▸ **What is being asked**: Could you output every record again, exactly as given?

▸ **Dataset rows for apps and sites**:

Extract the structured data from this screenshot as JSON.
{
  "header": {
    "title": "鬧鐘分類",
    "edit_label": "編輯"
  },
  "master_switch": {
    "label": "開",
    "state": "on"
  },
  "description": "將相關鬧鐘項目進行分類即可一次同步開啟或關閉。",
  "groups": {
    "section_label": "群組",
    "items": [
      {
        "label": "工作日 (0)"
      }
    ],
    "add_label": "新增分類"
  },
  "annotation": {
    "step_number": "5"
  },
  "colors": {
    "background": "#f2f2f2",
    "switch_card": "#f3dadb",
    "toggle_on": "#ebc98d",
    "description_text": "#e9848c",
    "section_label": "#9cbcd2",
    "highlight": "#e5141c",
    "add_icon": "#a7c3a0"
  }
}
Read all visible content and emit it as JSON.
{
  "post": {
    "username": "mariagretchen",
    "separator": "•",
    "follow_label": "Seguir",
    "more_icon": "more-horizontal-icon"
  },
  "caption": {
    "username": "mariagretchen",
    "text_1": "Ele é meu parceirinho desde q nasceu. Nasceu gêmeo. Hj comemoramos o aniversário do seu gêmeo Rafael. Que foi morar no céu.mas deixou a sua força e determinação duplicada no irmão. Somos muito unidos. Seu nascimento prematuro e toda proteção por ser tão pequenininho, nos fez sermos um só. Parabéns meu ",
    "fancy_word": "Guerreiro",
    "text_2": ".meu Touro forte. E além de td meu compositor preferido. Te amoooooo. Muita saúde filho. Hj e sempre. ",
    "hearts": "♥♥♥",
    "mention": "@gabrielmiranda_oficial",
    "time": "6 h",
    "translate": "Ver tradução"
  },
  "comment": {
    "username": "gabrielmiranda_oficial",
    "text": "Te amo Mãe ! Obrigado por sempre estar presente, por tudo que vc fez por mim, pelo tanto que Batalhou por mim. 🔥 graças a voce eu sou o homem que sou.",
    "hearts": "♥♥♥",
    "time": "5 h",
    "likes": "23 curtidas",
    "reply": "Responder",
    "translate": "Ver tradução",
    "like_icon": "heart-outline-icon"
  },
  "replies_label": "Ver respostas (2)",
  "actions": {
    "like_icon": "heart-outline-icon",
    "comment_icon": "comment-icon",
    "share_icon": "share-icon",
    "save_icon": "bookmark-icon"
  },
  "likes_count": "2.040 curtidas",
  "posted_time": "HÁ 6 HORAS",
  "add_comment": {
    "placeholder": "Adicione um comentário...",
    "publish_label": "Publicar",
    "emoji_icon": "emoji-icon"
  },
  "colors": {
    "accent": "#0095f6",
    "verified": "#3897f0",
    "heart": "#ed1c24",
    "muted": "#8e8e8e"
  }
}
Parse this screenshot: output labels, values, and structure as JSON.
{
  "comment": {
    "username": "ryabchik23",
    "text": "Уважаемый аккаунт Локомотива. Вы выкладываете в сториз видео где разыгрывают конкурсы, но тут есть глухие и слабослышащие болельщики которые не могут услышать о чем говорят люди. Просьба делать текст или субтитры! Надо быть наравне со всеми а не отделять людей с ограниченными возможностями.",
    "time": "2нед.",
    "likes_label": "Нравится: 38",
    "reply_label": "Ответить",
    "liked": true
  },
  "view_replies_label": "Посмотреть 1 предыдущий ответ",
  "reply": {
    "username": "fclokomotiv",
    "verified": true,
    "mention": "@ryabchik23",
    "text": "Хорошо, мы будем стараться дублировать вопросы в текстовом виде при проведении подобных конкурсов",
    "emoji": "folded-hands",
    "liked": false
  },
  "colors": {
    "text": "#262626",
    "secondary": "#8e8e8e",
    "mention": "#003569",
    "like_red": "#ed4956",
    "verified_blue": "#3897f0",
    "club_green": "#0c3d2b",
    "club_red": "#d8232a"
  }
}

▸ **Problem solution**:
Extract the structured data from this screenshot as JSON.
{
  "header": {
    "title": "鬧鐘分類",
    "edit_label": "編輯"
  },
  "master_switch": {
    "label": "開",
    "state": "on"
  },
  "description": "將相關鬧鐘項目進行分類即可一次同步開啟或關閉。",
  "groups": {
    "section_label": "群組",
    "items": [
      {
        "label": "工作日 (0)"
      }
    ],
    "add_label": "新增分類"
  },
  "annotation": {
    "step_number": "5"
  },
  "colors": {
    "background": "#f2f2f2",
    "switch_card": "#f3dadb",
    "toggle_on": "#ebc98d",
    "description_text": "#e9848c",
    "section_label": "#9cbcd2",
    "highlight": "#e5141c",
    "add_icon": "#a7c3a0"
  }
}
Read all visible content and emit it as JSON.
{
  "post": {
    "username": "mariagretchen",
    "separator": "•",
    "follow_label": "Seguir",
    "more_icon": "more-horizontal-icon"
  },
  "caption": {
    "username": "mariagretchen",
    "text_1": "Ele é meu parceirinho desde q nasceu. Nasceu gêmeo. Hj comemoramos o aniversário do seu gêmeo Rafael. Que foi morar no céu.mas deixou a sua força e determinação duplicada no irmão. Somos muito unidos. Seu nascimento prematuro e toda proteção por ser tão pequenininho, nos fez sermos um só. Parabéns meu ",
    "fancy_word": "Guerreiro",
    "text_2": ".meu Touro forte. E além de td meu compositor preferido. Te amoooooo. Muita saúde filho. Hj e sempre. ",
    "hearts": "♥♥♥",
    "mention": "@gabrielmiranda_oficial",
    "time": "6 h",
    "translate": "Ver tradução"
  },
  "comment": {
    "username": "gabrielmiranda_oficial",
    "text": "Te amo Mãe ! Obrigado por sempre estar presente, por tudo que vc fez por mim, pelo tanto que Batalhou por mim. 🔥 graças a voce eu sou o homem que sou.",
    "hearts": "♥♥♥",
    "time": "5 h",
    "likes": "23 curtidas",
    "reply": "Responder",
    "translate": "Ver tradução",
    "like_icon": "heart-outline-icon"
  },
  "replies_label": "Ver respostas (2)",
  "actions": {
    "like_icon": "heart-outline-icon",
    "comment_icon": "comment-icon",
    "share_icon": "share-icon",
    "save_icon": "bookmark-icon"
  },
  "likes_count": "2.040 curtidas",
  "posted_time": "HÁ 6 HORAS",
  "add_comment": {
    "placeholder": "Adicione um comentário...",
    "publish_label": "Publicar",
    "emoji_icon": "emoji-icon"
  },
  "colors": {
    "accent": "#0095f6",
    "verified": "#3897f0",
    "heart": "#ed1c24",
    "muted": "#8e8e8e"
  }
}
Parse this screenshot: output labels, values, and structure as JSON.
{
  "comment": {
    "username": "ryabchik23",
    "text": "Уважаемый аккаунт Локомотива. Вы выкладываете в сториз видео где разыгрывают конкурсы, но тут есть глухие и слабослышащие болельщики которые не могут услышать о чем говорят люди. Просьба делать текст или субтитры! Надо быть наравне со всеми а не отделять людей с ограниченными возможностями.",
    "time": "2нед.",
    "likes_label": "Нравится: 38",
    "reply_label": "Ответить",
    "liked": true
  },
  "view_replies_label": "Посмотреть 1 предыдущий ответ",
  "reply": {
    "username": "fclokomotiv",
    "verified": true,
    "mention": "@ryabchik23",
    "text": "Хорошо, мы будем стараться дублировать вопросы в текстовом виде при проведении подобных конкурсов",
    "emoji": "folded-hands",
    "liked": false
  },
  "colors": {
    "text": "#262626",
    "secondary": "#8e8e8e",
    "mention": "#003569",
    "like_red": "#ed4956",
    "verified_blue": "#3897f0",
    "club_green": "#0c3d2b",
    "club_red": "#d8232a"
  }
}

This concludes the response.